Based on the assertion that adverse reactions to the vaccines that are reported to the federal Centers for Disease Control capture less than 1 percent of the number of people who are harmed by vaccines, Staver claimed in a May 4 email that “the COVID shots are killing more people daily than 9/11 did!”
Many of the claims and conspiracies Staver promotes are similar to those debunked by The Atlantic in April.

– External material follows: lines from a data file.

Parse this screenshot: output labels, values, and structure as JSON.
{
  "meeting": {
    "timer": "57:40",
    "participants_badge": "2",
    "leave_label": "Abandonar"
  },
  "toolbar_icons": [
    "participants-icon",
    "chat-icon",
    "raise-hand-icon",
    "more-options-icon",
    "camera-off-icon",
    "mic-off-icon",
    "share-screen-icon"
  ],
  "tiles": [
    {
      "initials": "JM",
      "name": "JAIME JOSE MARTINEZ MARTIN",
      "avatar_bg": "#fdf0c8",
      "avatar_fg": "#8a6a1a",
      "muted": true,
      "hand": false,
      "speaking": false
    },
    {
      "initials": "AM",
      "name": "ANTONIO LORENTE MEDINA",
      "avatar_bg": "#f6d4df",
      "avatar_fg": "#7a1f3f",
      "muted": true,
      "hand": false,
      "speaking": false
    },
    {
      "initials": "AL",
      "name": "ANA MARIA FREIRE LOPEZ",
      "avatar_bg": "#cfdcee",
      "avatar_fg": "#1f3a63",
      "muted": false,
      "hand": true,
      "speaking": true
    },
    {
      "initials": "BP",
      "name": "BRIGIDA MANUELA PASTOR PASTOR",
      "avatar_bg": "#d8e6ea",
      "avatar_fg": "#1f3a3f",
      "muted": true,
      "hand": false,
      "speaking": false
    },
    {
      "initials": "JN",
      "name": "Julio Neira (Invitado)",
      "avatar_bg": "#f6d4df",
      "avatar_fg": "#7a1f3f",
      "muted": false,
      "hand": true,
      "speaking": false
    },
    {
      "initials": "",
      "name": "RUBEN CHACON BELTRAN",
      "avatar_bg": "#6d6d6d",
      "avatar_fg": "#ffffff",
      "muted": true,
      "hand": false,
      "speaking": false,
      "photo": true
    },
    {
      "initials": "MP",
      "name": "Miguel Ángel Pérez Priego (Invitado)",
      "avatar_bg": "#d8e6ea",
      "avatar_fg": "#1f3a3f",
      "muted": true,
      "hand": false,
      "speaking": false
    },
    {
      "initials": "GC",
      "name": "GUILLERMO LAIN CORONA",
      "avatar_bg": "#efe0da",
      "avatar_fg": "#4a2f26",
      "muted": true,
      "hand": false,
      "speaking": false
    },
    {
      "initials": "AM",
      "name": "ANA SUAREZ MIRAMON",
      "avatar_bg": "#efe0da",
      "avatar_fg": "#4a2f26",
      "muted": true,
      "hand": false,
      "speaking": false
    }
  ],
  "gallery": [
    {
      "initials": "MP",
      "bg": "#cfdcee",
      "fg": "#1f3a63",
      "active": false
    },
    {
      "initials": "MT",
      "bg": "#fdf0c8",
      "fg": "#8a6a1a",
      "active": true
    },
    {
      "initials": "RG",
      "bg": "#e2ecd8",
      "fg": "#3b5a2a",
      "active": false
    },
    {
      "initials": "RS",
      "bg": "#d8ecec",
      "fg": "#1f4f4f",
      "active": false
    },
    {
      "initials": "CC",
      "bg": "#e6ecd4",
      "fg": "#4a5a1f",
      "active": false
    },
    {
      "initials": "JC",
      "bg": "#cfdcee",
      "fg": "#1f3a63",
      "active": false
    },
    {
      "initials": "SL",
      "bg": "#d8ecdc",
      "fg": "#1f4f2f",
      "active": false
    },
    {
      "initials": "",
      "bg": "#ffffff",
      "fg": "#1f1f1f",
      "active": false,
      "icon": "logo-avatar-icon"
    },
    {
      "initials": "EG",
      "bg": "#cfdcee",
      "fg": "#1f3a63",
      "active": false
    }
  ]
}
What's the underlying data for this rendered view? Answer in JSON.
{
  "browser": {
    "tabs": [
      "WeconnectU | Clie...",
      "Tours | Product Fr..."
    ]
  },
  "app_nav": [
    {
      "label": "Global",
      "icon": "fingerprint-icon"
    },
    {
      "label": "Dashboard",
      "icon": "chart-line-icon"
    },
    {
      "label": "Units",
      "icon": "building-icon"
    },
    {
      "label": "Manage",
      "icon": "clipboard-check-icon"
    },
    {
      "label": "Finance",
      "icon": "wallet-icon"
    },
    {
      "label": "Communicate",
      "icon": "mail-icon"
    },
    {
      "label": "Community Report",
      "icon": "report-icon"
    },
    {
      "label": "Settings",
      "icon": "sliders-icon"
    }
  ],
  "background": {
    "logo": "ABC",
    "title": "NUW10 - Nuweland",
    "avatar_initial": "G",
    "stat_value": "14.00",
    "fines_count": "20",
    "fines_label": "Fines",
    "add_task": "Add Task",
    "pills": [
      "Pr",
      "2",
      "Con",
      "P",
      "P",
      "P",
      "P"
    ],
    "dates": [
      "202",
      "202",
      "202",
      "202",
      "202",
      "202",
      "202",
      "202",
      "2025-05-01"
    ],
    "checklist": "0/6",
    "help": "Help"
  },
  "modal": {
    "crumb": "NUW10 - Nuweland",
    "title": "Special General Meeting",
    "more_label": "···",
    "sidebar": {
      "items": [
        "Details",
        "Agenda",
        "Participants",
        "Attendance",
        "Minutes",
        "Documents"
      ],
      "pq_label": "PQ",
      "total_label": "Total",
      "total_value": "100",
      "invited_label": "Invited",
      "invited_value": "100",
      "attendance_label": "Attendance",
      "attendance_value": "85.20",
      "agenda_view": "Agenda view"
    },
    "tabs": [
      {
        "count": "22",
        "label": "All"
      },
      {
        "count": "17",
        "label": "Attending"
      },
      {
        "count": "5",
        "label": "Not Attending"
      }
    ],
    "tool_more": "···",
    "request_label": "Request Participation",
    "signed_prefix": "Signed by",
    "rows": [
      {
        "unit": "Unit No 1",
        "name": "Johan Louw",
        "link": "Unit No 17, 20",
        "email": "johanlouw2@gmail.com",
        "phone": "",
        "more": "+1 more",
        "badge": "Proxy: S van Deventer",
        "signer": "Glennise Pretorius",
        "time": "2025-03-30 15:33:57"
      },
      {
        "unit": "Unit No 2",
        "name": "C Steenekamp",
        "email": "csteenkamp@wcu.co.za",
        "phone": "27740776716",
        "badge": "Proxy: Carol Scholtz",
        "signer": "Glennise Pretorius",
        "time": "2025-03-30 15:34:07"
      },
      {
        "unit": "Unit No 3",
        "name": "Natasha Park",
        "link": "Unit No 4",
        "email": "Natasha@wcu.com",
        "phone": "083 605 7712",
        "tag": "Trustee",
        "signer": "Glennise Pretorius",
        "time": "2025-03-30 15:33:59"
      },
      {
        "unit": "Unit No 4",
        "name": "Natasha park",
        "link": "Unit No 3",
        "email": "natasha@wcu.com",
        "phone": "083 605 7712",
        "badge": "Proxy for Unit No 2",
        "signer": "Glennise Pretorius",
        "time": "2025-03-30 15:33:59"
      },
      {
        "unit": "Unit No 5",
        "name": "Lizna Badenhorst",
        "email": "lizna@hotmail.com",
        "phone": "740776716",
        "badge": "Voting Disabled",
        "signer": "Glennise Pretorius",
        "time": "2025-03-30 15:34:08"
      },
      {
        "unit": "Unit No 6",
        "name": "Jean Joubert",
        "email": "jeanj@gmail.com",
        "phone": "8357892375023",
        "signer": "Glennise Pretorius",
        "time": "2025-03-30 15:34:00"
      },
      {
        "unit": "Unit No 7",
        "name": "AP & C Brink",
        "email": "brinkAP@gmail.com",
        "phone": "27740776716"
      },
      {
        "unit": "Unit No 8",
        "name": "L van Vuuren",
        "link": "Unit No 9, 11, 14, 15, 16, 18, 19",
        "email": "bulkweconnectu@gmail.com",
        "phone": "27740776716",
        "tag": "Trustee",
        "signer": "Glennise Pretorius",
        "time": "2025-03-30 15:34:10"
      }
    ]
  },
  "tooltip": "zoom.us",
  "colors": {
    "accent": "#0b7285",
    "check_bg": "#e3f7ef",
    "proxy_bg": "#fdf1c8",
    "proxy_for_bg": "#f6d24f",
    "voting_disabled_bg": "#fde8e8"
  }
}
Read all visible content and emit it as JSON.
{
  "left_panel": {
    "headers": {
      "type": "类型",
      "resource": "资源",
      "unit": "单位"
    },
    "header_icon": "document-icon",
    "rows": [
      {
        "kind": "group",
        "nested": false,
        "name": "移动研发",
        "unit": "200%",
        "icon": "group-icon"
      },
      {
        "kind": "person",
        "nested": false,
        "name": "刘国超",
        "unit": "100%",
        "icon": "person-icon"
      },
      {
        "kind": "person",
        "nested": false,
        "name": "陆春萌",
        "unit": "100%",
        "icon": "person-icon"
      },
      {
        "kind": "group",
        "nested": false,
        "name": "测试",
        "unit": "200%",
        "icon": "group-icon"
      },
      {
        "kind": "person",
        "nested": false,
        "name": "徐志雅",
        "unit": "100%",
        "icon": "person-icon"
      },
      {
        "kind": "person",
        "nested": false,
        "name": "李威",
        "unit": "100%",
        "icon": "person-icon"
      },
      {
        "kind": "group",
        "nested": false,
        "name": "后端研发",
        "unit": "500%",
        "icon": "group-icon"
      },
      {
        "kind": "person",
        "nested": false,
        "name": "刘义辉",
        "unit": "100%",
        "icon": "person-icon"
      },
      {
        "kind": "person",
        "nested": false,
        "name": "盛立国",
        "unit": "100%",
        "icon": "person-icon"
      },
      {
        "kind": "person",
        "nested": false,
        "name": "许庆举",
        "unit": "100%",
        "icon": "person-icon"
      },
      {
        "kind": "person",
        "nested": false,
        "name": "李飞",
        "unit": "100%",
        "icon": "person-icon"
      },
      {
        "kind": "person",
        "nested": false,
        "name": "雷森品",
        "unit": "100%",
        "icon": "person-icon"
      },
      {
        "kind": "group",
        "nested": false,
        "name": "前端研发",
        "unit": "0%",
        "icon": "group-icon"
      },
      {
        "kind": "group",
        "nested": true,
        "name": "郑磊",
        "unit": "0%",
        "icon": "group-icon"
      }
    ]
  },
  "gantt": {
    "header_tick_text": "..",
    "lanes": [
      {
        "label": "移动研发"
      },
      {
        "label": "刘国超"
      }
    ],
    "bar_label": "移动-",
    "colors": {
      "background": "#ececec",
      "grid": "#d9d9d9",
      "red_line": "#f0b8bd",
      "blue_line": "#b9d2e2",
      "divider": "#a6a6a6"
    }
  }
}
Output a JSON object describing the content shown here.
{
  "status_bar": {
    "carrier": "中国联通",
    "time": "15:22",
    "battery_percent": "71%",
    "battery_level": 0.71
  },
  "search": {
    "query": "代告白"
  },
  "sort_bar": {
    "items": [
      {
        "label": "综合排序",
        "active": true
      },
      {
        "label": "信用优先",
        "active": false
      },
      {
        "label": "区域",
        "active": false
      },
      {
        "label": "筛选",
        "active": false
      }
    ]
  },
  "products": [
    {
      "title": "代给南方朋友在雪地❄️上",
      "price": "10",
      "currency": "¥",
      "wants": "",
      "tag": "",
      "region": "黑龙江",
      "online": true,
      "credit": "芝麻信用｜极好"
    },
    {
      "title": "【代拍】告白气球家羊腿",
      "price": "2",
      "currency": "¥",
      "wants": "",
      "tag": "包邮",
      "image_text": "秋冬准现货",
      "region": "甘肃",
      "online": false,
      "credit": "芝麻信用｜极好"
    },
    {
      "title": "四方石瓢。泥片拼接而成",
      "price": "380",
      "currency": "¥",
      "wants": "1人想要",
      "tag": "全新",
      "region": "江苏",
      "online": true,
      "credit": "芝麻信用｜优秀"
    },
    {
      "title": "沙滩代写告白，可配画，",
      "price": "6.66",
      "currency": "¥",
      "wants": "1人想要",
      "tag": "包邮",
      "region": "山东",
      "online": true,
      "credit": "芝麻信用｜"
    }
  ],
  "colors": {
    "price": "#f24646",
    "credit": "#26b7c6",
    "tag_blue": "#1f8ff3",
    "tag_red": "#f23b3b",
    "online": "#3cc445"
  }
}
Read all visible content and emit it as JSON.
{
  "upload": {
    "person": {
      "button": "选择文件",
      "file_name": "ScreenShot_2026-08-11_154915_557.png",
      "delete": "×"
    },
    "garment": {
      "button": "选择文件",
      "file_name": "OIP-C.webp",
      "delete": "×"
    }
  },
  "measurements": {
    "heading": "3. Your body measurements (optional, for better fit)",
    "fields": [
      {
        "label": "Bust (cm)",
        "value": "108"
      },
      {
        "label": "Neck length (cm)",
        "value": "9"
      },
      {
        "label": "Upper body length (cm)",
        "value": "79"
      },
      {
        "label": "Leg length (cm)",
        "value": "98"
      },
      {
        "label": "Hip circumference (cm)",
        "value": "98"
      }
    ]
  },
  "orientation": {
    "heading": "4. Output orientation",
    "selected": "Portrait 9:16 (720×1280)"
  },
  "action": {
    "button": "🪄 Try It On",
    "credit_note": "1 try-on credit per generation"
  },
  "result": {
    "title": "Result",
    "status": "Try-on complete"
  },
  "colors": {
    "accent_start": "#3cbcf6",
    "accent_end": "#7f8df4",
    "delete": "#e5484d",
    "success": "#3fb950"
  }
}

Liberty Counsel has also represented churches that fought pandemic restrictions on worship gatherings as a violation of religious liberty. The group reported Monday that a settlement agreement against “discriminatory” COVID-19 restrictions on churches had resulted in California paying Liberty Counsel $1.35 million “to reimburse attorney’s fees and costs.” Liberty Counsel had represented Harvest Rock Church and Harvest International Ministry, led by dominionist New Apostolic Reformation leader Ché Ahn, who participated in a “Stop the Steal” rally in Washington on the eve of the Capitol Insurrection.
Staver has warned in apocalyptic terms that governments or businesses requiring proof of vaccination, commonly referred to as “vaccine passports,” are a threat to religious liberty and freedom itself. He portrays them as part of a longstanding globalist conspiracy to track, trace, and control every person akin to systems employed by the totalitarian government in China. In a May 13 email alert, Staver warned, “Kiss freedom goodbye unless we stop this NOW.” And in a May 14 email, Staver said that Liberty Counsel had sent a model executive order to all Republican governors urging them to forbid local governments or businesses from using “vaccine passports”:
The push for vaccine passports was developed long before COVID, is not limited to COVID and will continue after COVID. This is about control–forcing your medical decisions and using freedom as a carrot. The truth is you lose your freedom by submitting to a vaccine passport–which will include tracking and tracing your every move.
But Staver is not without hope. In an April 23 email, he declared that “neither control-obsessed politicians nor billionaire social engineers can stop the Spirit of the Lord!” Liberty Counsel has sent demand letters challenging school districts and universities requiring that students be vaccinated before returning to school.
COVID-19 denialism and resistance to public health measures were also a feature of so-called “Stop the Steal” events like the Jan. 5 rally in Washington, D.C. In March, religious-right pundit and Stop the Steal activist Eric Metaxas tweeted, “Don’t get the vaccine. Pass it on.”
In April, the Public Religion Research Institute and Interfaith Youth Corps released a study of vaccine hesitancy and resistance suggesting that nearly half of white evangelical Protestants who were vaccine hesitant said that faith-based approaches—like a religious leader getting a vaccine or a congregation serving as a vaccine site—would make them more likely to get vaccinated.
Last month, two evangelical Christians published an open letter to Metaxas telling him that his support of “unfounded COVID-19 anti-vaccine claims” is “dangerous.” And religious-right leader Franklin Graham recently appeared on CNN to encourage fellow evangelicals to get vaccinated, saying, “I thank God for the vaccine.”